Could Tesla's innovative approach begin to make other automaker's obsolete?
Tesla doesn't rely on model years like legacy automakers, except when it's forced to for CPO vehicles or to appease the traditional format of automotive reviews. Instead, the company continually updates its vehicles over-the-air. Additionally, as new hardware adaptations come along, often times they are added to all vehicles coming off the assembly line, rather than having to wait for another model year.
Morgan Stanley analyst Adam Jonas -- who's regularly spouting information regarding Tesla, and has been quite bullish with his predictions surrounding the electric automaker -- has made mention of Tesla's extreme level of innovation in the past. Now, he's citing the company's use of over-the-air (OTA) updates as one of many features that will inevitably pull Tesla ahead.
Inside the Tesla Model 3
Jonas has gone so far as to say that if traditional automakers don't soon initiate similar capabilities, Tesla could make them obsolete. He shared similar comments in the past, related to Tesla Autopilot and its substantial edge over the competition.
According to Electrek, Jonas released a note to clients explaining that, although the Tesla Model S has been on the market for five years, almost no other automakers have followed suit with its OTA capability. He believes that by now one would think that others would have wised up. The note reads (via Electrek):

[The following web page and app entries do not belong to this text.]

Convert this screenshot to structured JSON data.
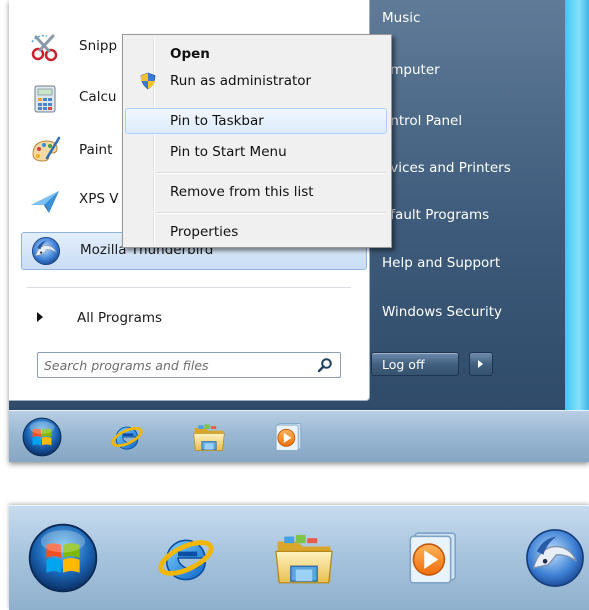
{
  "start_menu": {
    "programs": [
      {
        "label": "Snipp",
        "icon": "snipping-tool-icon"
      },
      {
        "label": "Calcu",
        "icon": "calculator-icon"
      },
      {
        "label": "Paint",
        "icon": "paint-icon"
      },
      {
        "label": "XPS V",
        "icon": "xps-viewer-icon"
      },
      {
        "label": "Mozilla Thunderbird",
        "icon": "thunderbird-icon"
      }
    ],
    "all_programs": "All Programs",
    "search": {
      "placeholder": "Search programs and files"
    },
    "right_items": [
      "Music",
      "omputer",
      "ontrol Panel",
      "evices and Printers",
      "efault Programs",
      "Help and Support",
      "Windows Security"
    ],
    "logoff_label": "Log off"
  },
  "context_menu": {
    "items": [
      {
        "label": "Open",
        "bold": true
      },
      {
        "label": "Run as administrator",
        "icon": "uac-shield-icon"
      },
      {
        "label": "Pin to Taskbar",
        "highlighted": true
      },
      {
        "label": "Pin to Start Menu"
      },
      {
        "label": "Remove from this list"
      },
      {
        "label": "Properties"
      }
    ]
  },
  "taskbar_icons": [
    "start-orb-icon",
    "internet-explorer-icon",
    "windows-explorer-icon",
    "media-player-icon"
  ],
  "taskbar_icons_after_pin": [
    "start-orb-icon",
    "internet-explorer-icon",
    "windows-explorer-icon",
    "media-player-icon",
    "thunderbird-icon"
  ],
  "colors": {
    "desktop": "#1283c8",
    "start_right_pane": "#3e5b7b",
    "highlight": "#c9ddf5",
    "taskbar": "#9ab8d3"
  }
}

“The Model S is old – what’s everyone else’s excuse? We can understand that traditional car companies have held back on EV commercialization up to this point given low consumer demand and high losses. But we have a harder time understanding how almost no car companies have brought to market a car that is capable of over the air (OTA) updates of firmware. They continue to sell vehicles that are incapable of learning and improving and are highly vulnerable to obsolescence. Car companies have had ample opportunity to tear apart Model S’s in the lab. We suspect Tesla’s vertically integrated in-house software capabilities and its willingness to assume the risk of hacking make the difference.”

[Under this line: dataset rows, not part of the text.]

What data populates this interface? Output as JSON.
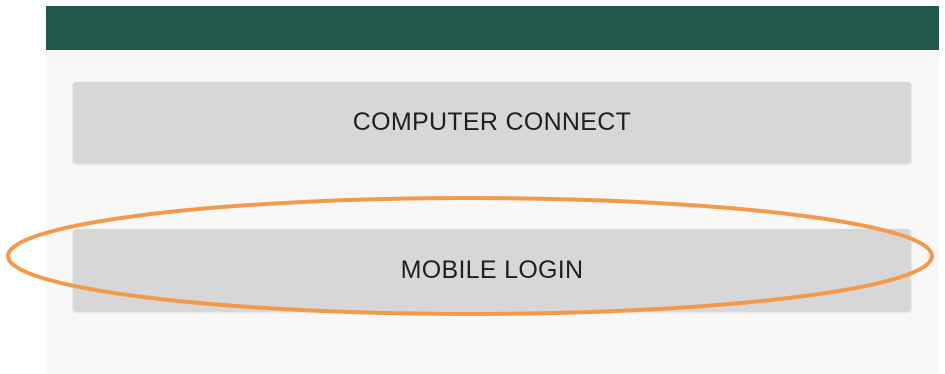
{
  "header": {
    "color": "#22574b"
  },
  "buttons": {
    "computer_connect_label": "COMPUTER CONNECT",
    "mobile_login_label": "MOBILE LOGIN",
    "background": "#d6d7d6"
  },
  "annotation": {
    "shape": "ellipse",
    "target": "mobile-login-button",
    "color": "#f39a4a"
  }
}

Jonas went on to share that Tesla doesn't show fear of innovation. The Silicon Valley automaker pushes forward despite adversity and risk. His claims say that an executive from another automaker admitted to being worried enough about hacking to not take the plunge.

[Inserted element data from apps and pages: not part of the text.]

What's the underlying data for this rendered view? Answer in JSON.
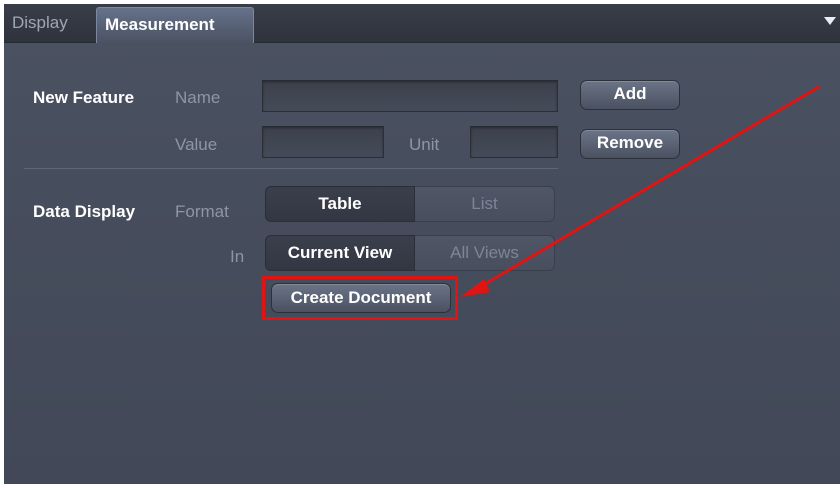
{
  "tabs": [
    {
      "label": "Display",
      "active": false
    },
    {
      "label": "Measurement",
      "active": true
    }
  ],
  "new_feature": {
    "section_label": "New Feature",
    "name_label": "Name",
    "name_value": "",
    "value_label": "Value",
    "value_value": "",
    "unit_label": "Unit",
    "unit_value": "",
    "add_label": "Add",
    "remove_label": "Remove"
  },
  "data_display": {
    "section_label": "Data Display",
    "format_label": "Format",
    "format_options": [
      "Table",
      "List"
    ],
    "format_selected": "Table",
    "in_label": "In",
    "in_options": [
      "Current View",
      "All Views"
    ],
    "in_selected": "Current View",
    "create_label": "Create Document"
  },
  "annotation": {
    "highlight_color": "#e11414",
    "arrow_color": "#e11414",
    "target": "Create Document"
  },
  "colors": {
    "panel_bg": "#464d5c",
    "tab_active_bg": "#5a6579",
    "text_primary": "#ffffff",
    "text_dim": "#8e96a6"
  }
}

Additionally, although Jonas didn't mention it, traditional automakers rely on dealerships to fix cars. There is a significant amount of revenue involved. One theory pertaining to legacy OEMs' lack of promoting EV sales is because the cars won't make dealerships much money in the service department.
Tesla isn't out to make money fixing cars, and doesn't have to deal with as many service visits, due in part to OTA updates. This is likely the last thing that other automakers hope for, which is sad because making cars that don't need to be fixed often, and limiting people's service department trips should be something that any automaker strives for. But, it's not as financially viable.
Interestingly enough, Musk recently spoke at the National Governors Association Summer Conference and admitted that hacking is Tesla's biggest concern. However, it has not stopped the company from innovating. Instead, it poses a challenge for the automaker to solve the issue ahead of any potential breach.